The organization behind all this is Never Use Alone, one US non-profit among many that are dedicated to reducing the negative social and physical consequences that come along with drug use. By not requiring abstinence, this approach represents a radical departure from the drug wars that sought to deter and punish use. By any measure, the drug war has just made things worse.

If you do have someone to use with, and you use an opioid, be sure to have some Narcam (Naloxone) at hand. It can reverse an overdose. You can get Narcan without a prescription at any pharmacy across the US without a prescription. It’ll cost you some bucks unless your medical insurance or state gives it out for free. Check out the website to find out what’s available in your area. Here in Rochester, the harm reduction hub is Trillium Health.

There’s no question that using street drugs is risky. If you get help, quitting is possible. However, not everyone is ready to quit and, even if they are, there are often many setbacks. Reduce your risks until you do. We want to keep you around.

Published by Keith R Wilson

I'm a licensed mental health counselor and certified alcohol and substance abuse counselor in private practice with more than 30 years experience. My newest book is The Road to Reconciliation: A Comprehensive Guide to Peace When Relationships Go Bad. I recently published a workbook connected to it titled, How to Make an Apology You’ll Never Have to Make Again. I also have another self help book, Constructive Conflict: Building Something Good Out of All Those Arguments. I’ve also published two novels, a satire of the mental health field: Fate’s Janitors: Mopping Up Madness at a Mental Health Clinic, and Intersections , which takes readers on a road trip with a suicidal therapist. If you prefer your reading in easily digestible bits, with or without with pictures, I have created a Twitter account @theshrinkslinks. MyFacebook page is called Keith R Wilson – Author.

Leave a Reply

Fill in your details below or click an icon to log in: Logo

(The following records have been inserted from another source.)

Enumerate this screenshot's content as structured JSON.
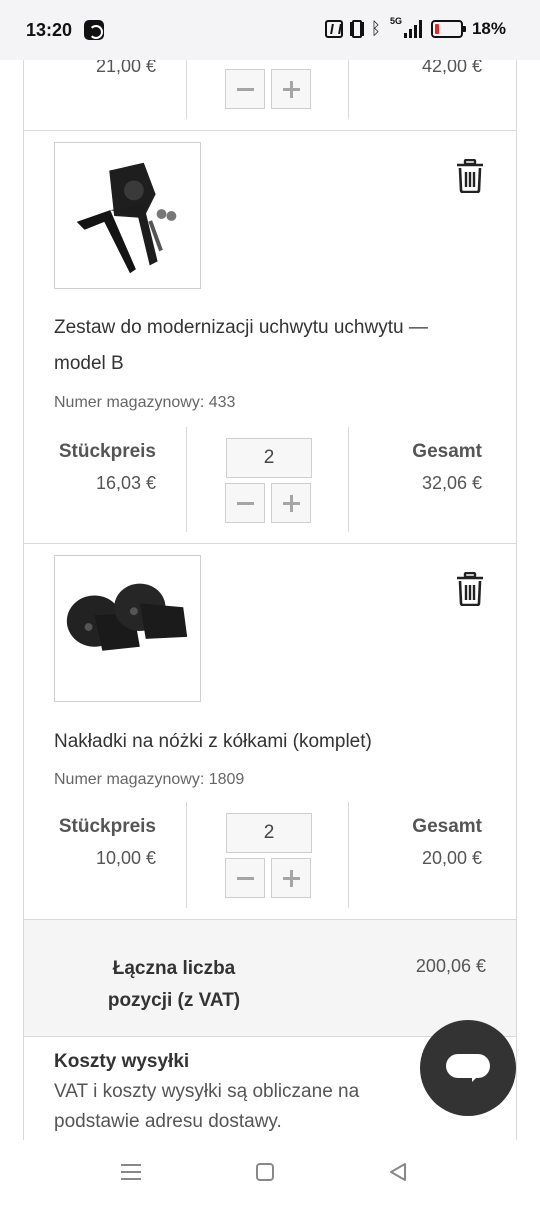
{
  "status_bar": {
    "time": "13:20",
    "network_tag": "5G",
    "battery_percent": "18%",
    "icons": [
      "app-notification-icon",
      "nfc-icon",
      "vibrate-icon",
      "bluetooth-icon",
      "signal-icon",
      "battery-icon"
    ]
  },
  "top_partial_item": {
    "unit_price": "21,00 €",
    "total": "42,00 €"
  },
  "items": [
    {
      "name": "Zestaw do modernizacji uchwytu uchwytu — model B",
      "sku": "Numer magazynowy: 433",
      "unit_price_label": "Stückpreis",
      "unit_price": "16,03 €",
      "quantity": "2",
      "total_label": "Gesamt",
      "total": "32,06 €"
    },
    {
      "name": "Nakładki na nóżki z kółkami (komplet)",
      "sku": "Numer magazynowy: 1809",
      "unit_price_label": "Stückpreis",
      "unit_price": "10,00 €",
      "quantity": "2",
      "total_label": "Gesamt",
      "total": "20,00 €"
    }
  ],
  "summary": {
    "label": "Łączna liczba pozycji (z VAT)",
    "value": "200,06 €"
  },
  "shipping": {
    "title": "Koszty wysyłki",
    "text": "VAT i koszty wysyłki są obliczane na podstawie adresu dostawy."
  },
  "colors": {
    "fab": "#333333",
    "border": "#d9d9d9",
    "summary_bg": "#f5f5f5"
  }
}
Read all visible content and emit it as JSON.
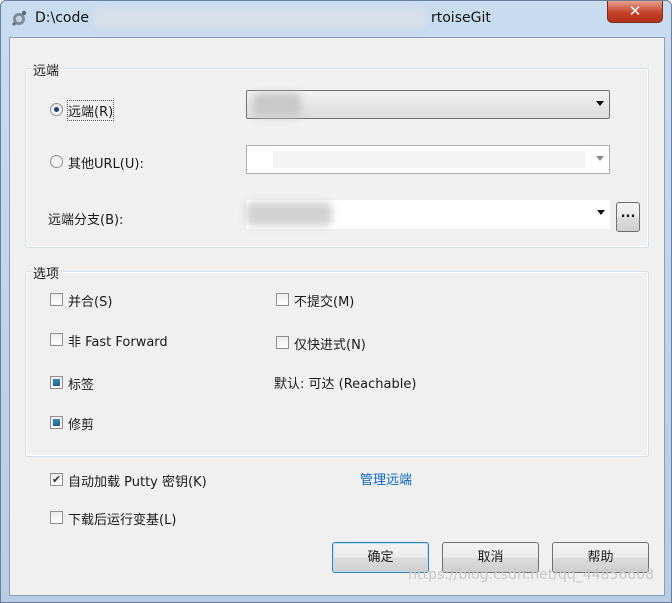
{
  "window": {
    "title_prefix": "D:\\code",
    "title_suffix": "rtoiseGit",
    "close_label": "✕"
  },
  "remote_group": {
    "title": "远端",
    "remote_radio_label": "远端(R)",
    "other_url_label": "其他URL(U):",
    "remote_branch_label": "远端分支(B):",
    "ellipsis_label": "..."
  },
  "options_group": {
    "title": "选项",
    "merge_label": "并合(S)",
    "no_commit_label": "不提交(M)",
    "no_ff_label": "非 Fast Forward",
    "ff_only_label": "仅快进式(N)",
    "tags_label": "标签",
    "default_reachable": "默认: 可达 (Reachable)",
    "prune_label": "修剪"
  },
  "bottom": {
    "autoload_putty_label": "自动加载 Putty 密钥(K)",
    "manage_remotes_link": "管理远端",
    "rebase_after_label": "下载后运行变基(L)",
    "ok_label": "确定",
    "cancel_label": "取消",
    "help_label": "帮助"
  },
  "watermark": "https://blog.csdn.net/qq_44856608"
}
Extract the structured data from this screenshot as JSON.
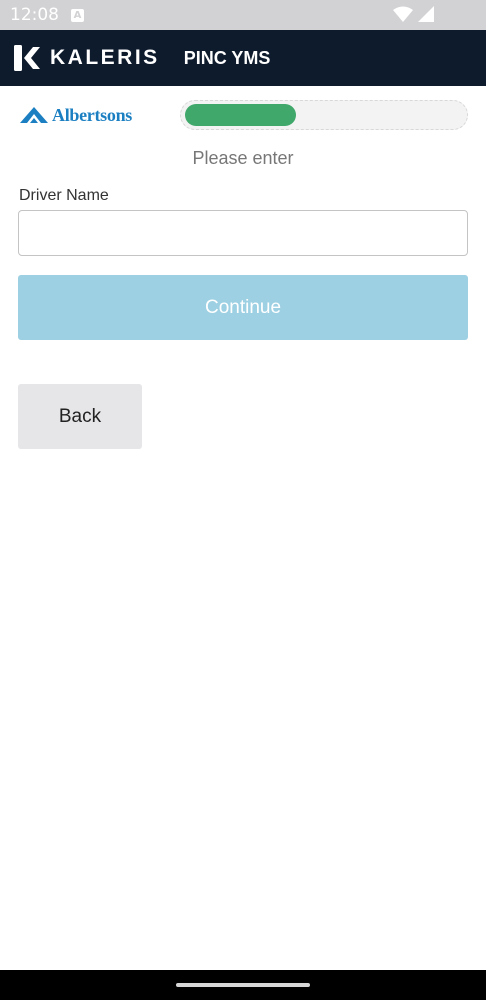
{
  "status_bar": {
    "time": "12:08",
    "notification_glyph": "A",
    "icons": [
      "wifi-icon",
      "cell-signal-icon"
    ]
  },
  "header": {
    "brand_name": "KALERIS",
    "app_name": "PINC YMS",
    "background_color": "#0e1b2d"
  },
  "client": {
    "logo_text": "Albertsons",
    "logo_color": "#1b7fc2"
  },
  "progress": {
    "fraction": 0.4,
    "fill_color": "#40a86a"
  },
  "form": {
    "prompt": "Please enter",
    "field_label": "Driver Name",
    "field_value": "",
    "field_placeholder": "",
    "continue_label": "Continue",
    "back_label": "Back",
    "continue_color": "#9dd0e3",
    "back_color": "#e6e5e8"
  }
}
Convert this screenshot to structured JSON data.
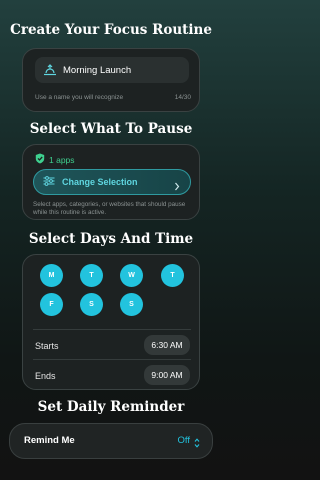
{
  "routine": {
    "heading": "Create Your Focus Routine",
    "name_value": "Morning Launch",
    "hint": "Use a name you will recognize",
    "char_count": "14/30"
  },
  "pause": {
    "heading": "Select What To Pause",
    "apps_count": "1 apps",
    "change_label": "Change Selection",
    "hint": "Select apps, categories, or websites that should pause while this routine is active."
  },
  "schedule": {
    "heading": "Select Days And Time",
    "days": [
      "M",
      "T",
      "W",
      "T",
      "F",
      "S",
      "S"
    ],
    "starts_label": "Starts",
    "starts_value": "6:30 AM",
    "ends_label": "Ends",
    "ends_value": "9:00 AM"
  },
  "reminder": {
    "heading": "Set Daily Reminder",
    "label": "Remind Me",
    "value": "Off"
  },
  "colors": {
    "accent": "#22c3de",
    "success": "#3ed08f"
  },
  "icons": {
    "name": "sunrise-icon",
    "apps": "shield-check-icon",
    "change": "sliders-icon",
    "chevron": "chevron-right-icon",
    "stepper": "chevron-up-down-icon"
  }
}
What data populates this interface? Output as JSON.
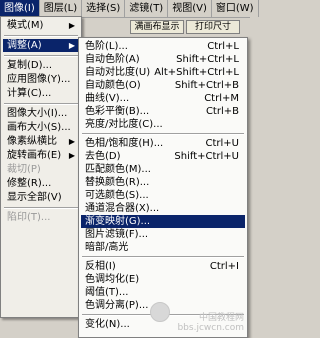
{
  "menubar": [
    {
      "label": "图像(I)",
      "active": true
    },
    {
      "label": "图层(L)"
    },
    {
      "label": "选择(S)"
    },
    {
      "label": "滤镜(T)"
    },
    {
      "label": "视图(V)"
    },
    {
      "label": "窗口(W)"
    }
  ],
  "toolbar": {
    "fit_screen": "满画布显示",
    "print_size": "打印尺寸"
  },
  "left_menu": [
    {
      "label": "模式(M)",
      "arrow": true
    },
    {
      "sep": true
    },
    {
      "label": "调整(A)",
      "arrow": true,
      "hl": true
    },
    {
      "sep": true
    },
    {
      "label": "复制(D)..."
    },
    {
      "label": "应用图像(Y)..."
    },
    {
      "label": "计算(C)..."
    },
    {
      "sep": true
    },
    {
      "label": "图像大小(I)..."
    },
    {
      "label": "画布大小(S)..."
    },
    {
      "label": "像素纵横比",
      "arrow": true
    },
    {
      "label": "旋转画布(E)",
      "arrow": true
    },
    {
      "label": "裁切(P)",
      "dis": true
    },
    {
      "label": "修整(R)..."
    },
    {
      "label": "显示全部(V)"
    },
    {
      "sep": true
    },
    {
      "label": "陷印(T)...",
      "dis": true
    }
  ],
  "sub_menu": [
    {
      "label": "色阶(L)...",
      "sc": "Ctrl+L"
    },
    {
      "label": "自动色阶(A)",
      "sc": "Shift+Ctrl+L"
    },
    {
      "label": "自动对比度(U)",
      "sc": "Alt+Shift+Ctrl+L"
    },
    {
      "label": "自动颜色(O)",
      "sc": "Shift+Ctrl+B"
    },
    {
      "label": "曲线(V)...",
      "sc": "Ctrl+M"
    },
    {
      "label": "色彩平衡(B)...",
      "sc": "Ctrl+B"
    },
    {
      "label": "亮度/对比度(C)..."
    },
    {
      "sep": true
    },
    {
      "label": "色相/饱和度(H)...",
      "sc": "Ctrl+U"
    },
    {
      "label": "去色(D)",
      "sc": "Shift+Ctrl+U"
    },
    {
      "label": "匹配颜色(M)..."
    },
    {
      "label": "替换颜色(R)..."
    },
    {
      "label": "可选颜色(S)..."
    },
    {
      "label": "通道混合器(X)..."
    },
    {
      "label": "渐变映射(G)...",
      "hl": true
    },
    {
      "label": "图片滤镜(F)..."
    },
    {
      "label": "暗部/高光"
    },
    {
      "sep": true
    },
    {
      "label": "反相(I)",
      "sc": "Ctrl+I"
    },
    {
      "label": "色调均化(E)"
    },
    {
      "label": "阈值(T)..."
    },
    {
      "label": "色调分离(P)..."
    },
    {
      "sep": true
    },
    {
      "label": "变化(N)..."
    }
  ],
  "watermark": {
    "line1": "中国教程网",
    "line2": "bbs.jcwcn.com"
  }
}
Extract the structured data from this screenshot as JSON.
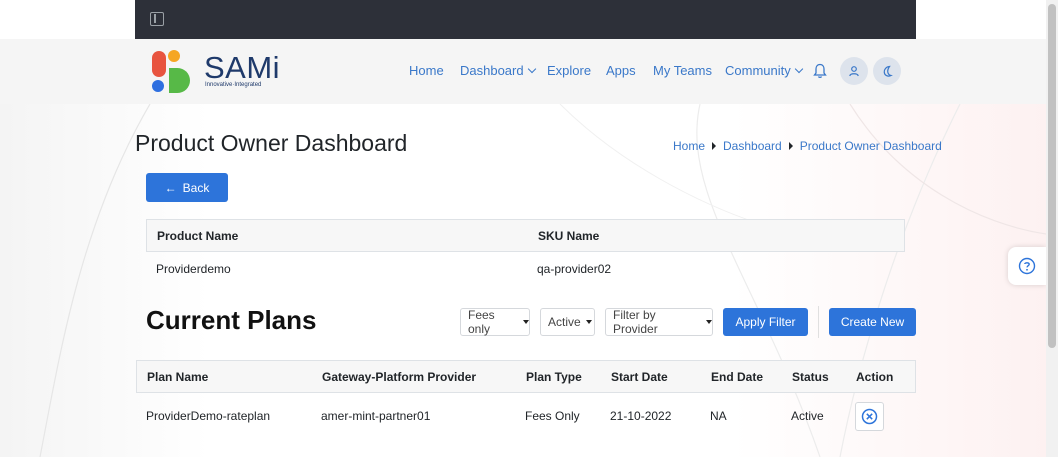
{
  "header": {
    "brand": "SAMi",
    "tagline": "Innovative·Integrated",
    "nav": [
      {
        "label": "Home",
        "dropdown": false
      },
      {
        "label": "Dashboard",
        "dropdown": true
      },
      {
        "label": "Explore",
        "dropdown": false
      },
      {
        "label": "Apps",
        "dropdown": false
      },
      {
        "label": "My Teams",
        "dropdown": false
      },
      {
        "label": "Community",
        "dropdown": true
      }
    ],
    "icons": [
      "bell-icon",
      "user-icon",
      "moon-icon"
    ]
  },
  "page": {
    "title": "Product Owner Dashboard",
    "breadcrumb": [
      "Home",
      "Dashboard",
      "Product Owner Dashboard"
    ],
    "back_label": "Back"
  },
  "product": {
    "headers": [
      "Product Name",
      "SKU Name"
    ],
    "row": [
      "Providerdemo",
      "qa-provider02"
    ]
  },
  "plans": {
    "title": "Current Plans",
    "filters": {
      "fees": "Fees only",
      "status": "Active",
      "provider": "Filter by Provider"
    },
    "apply_label": "Apply Filter",
    "create_label": "Create New",
    "headers": [
      "Plan Name",
      "Gateway-Platform Provider",
      "Plan Type",
      "Start Date",
      "End Date",
      "Status",
      "Action"
    ],
    "rows": [
      [
        "ProviderDemo-rateplan",
        "amer-mint-partner01",
        "Fees Only",
        "21-10-2022",
        "NA",
        "Active"
      ]
    ]
  },
  "colors": {
    "primary": "#2d74da",
    "link": "#3a78c9",
    "topbar": "#2d3039"
  }
}
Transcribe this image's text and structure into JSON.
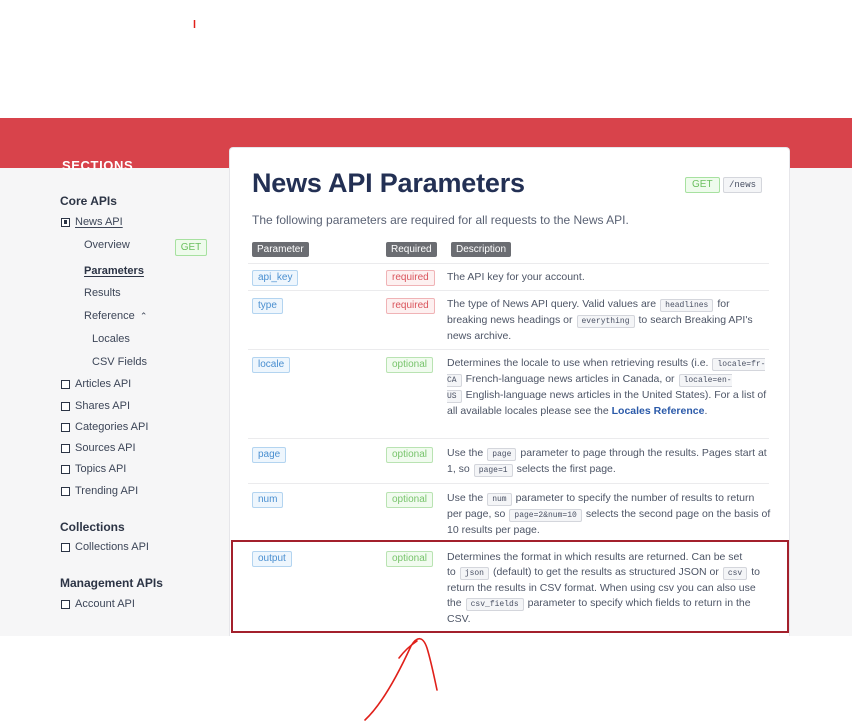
{
  "sidebar": {
    "title": "SECTIONS",
    "groups": {
      "core": {
        "title": "Core APIs",
        "items": [
          "News API",
          "Articles API",
          "Shares API",
          "Categories API",
          "Sources API",
          "Topics API",
          "Trending API"
        ]
      },
      "news_sub": {
        "overview": "Overview",
        "overview_method": "GET",
        "parameters": "Parameters",
        "results": "Results",
        "reference": "Reference",
        "locales": "Locales",
        "csv_fields": "CSV Fields"
      },
      "collections": {
        "title": "Collections",
        "items": [
          "Collections API"
        ]
      },
      "management": {
        "title": "Management APIs",
        "items": [
          "Account API"
        ]
      }
    }
  },
  "main": {
    "title": "News API Parameters",
    "method": "GET",
    "path": "/news",
    "subtitle": "The following parameters are required for all requests to the News API.",
    "headers": [
      "Parameter",
      "Required",
      "Description"
    ],
    "rows": [
      {
        "name": "api_key",
        "req": "required",
        "desc": [
          "The API key for your account."
        ]
      },
      {
        "name": "type",
        "req": "required",
        "desc": [
          "The type of News API query. Valid values are",
          "headlines",
          "for breaking news headings or",
          "everything",
          "to search Breaking API's news archive."
        ]
      },
      {
        "name": "locale",
        "req": "optional",
        "desc": [
          "Determines the locale to use when retrieving results (i.e.",
          "locale=fr-CA",
          "French-language news articles in Canada, or",
          "locale=en-US",
          "English-language news articles in the United States). For a list of all available locales please see the",
          "Locales Reference",
          "."
        ]
      },
      {
        "name": "page",
        "req": "optional",
        "desc": [
          "Use the",
          "page",
          "parameter to page through the results. Pages start at 1, so",
          "page=1",
          "selects the first page."
        ]
      },
      {
        "name": "num",
        "req": "optional",
        "desc": [
          "Use the",
          "num",
          "parameter to specify the number of results to return per page, so",
          "page=2&num=10",
          "selects the second page on the basis of 10 results per page."
        ]
      },
      {
        "name": "output",
        "req": "optional",
        "desc": [
          "Determines the format in which results are returned. Can be set to",
          "json",
          "(default) to get the results as structured JSON or",
          "csv",
          "to return the results in CSV format. When using csv you can also use the",
          "csv_fields",
          "parameter to specify which fields to return in the CSV."
        ]
      }
    ]
  },
  "colors": {
    "brand_red": "#d8434b",
    "highlight": "#a3202c",
    "annotation": "#e0201a"
  }
}
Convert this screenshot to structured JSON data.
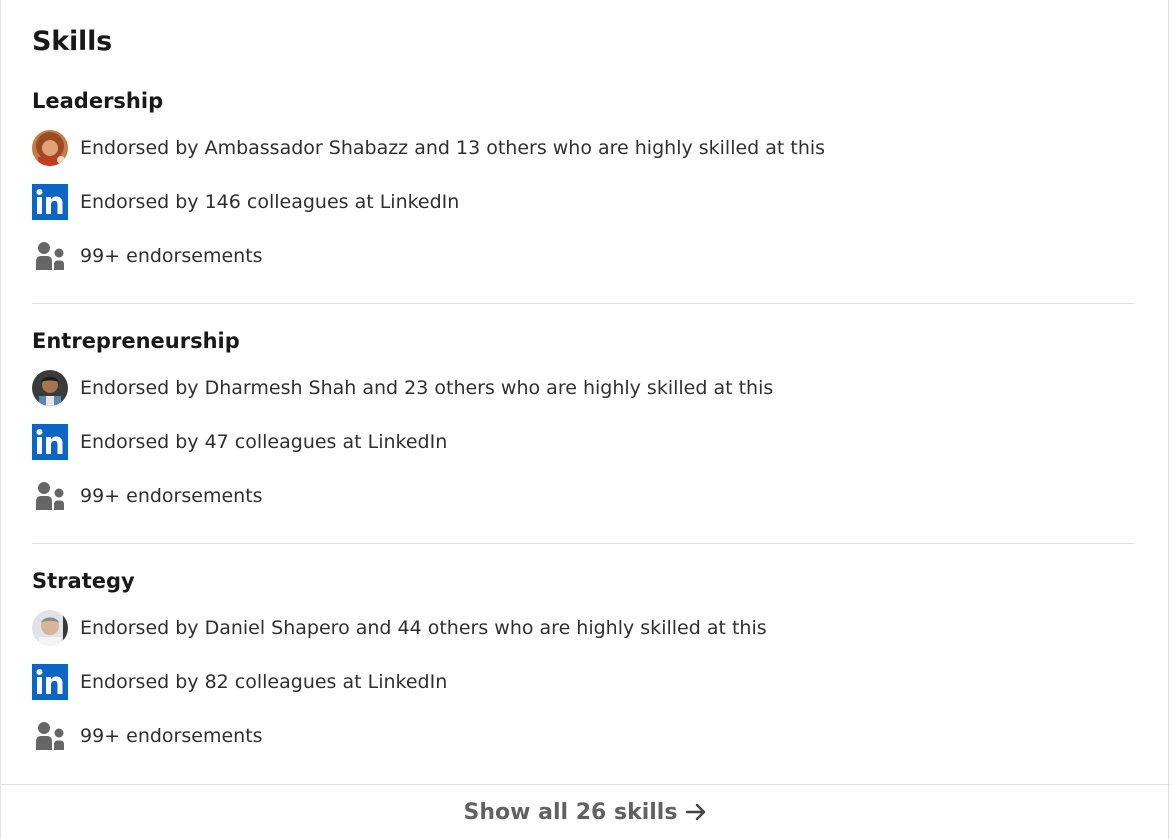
{
  "section": {
    "title": "Skills"
  },
  "skills": [
    {
      "name": "Leadership",
      "endorser_text": "Endorsed by Ambassador Shabazz and 13 others who are highly skilled at this",
      "colleagues_text": "Endorsed by 146 colleagues at LinkedIn",
      "count_text": "99+ endorsements"
    },
    {
      "name": "Entrepreneurship",
      "endorser_text": "Endorsed by Dharmesh Shah and 23 others who are highly skilled at this",
      "colleagues_text": "Endorsed by 47 colleagues at LinkedIn",
      "count_text": "99+ endorsements"
    },
    {
      "name": "Strategy",
      "endorser_text": "Endorsed by Daniel Shapero and 44 others who are highly skilled at this",
      "colleagues_text": "Endorsed by 82 colleagues at LinkedIn",
      "count_text": "99+ endorsements"
    }
  ],
  "footer": {
    "show_all_label": "Show all 26 skills"
  },
  "icons": {
    "linkedin": "linkedin-logo-icon",
    "people": "people-icon",
    "arrow": "arrow-right-icon",
    "avatar": "avatar"
  },
  "colors": {
    "linkedin_blue": "#0a66c2",
    "people_gray": "#666666",
    "divider": "#e0e0e0"
  }
}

You are commenting using your account. Log Out /  Change )

Facebook photo

You are commenting using your Facebook account. Log Out /  Change )

Connecting to %s

%d bloggers like this: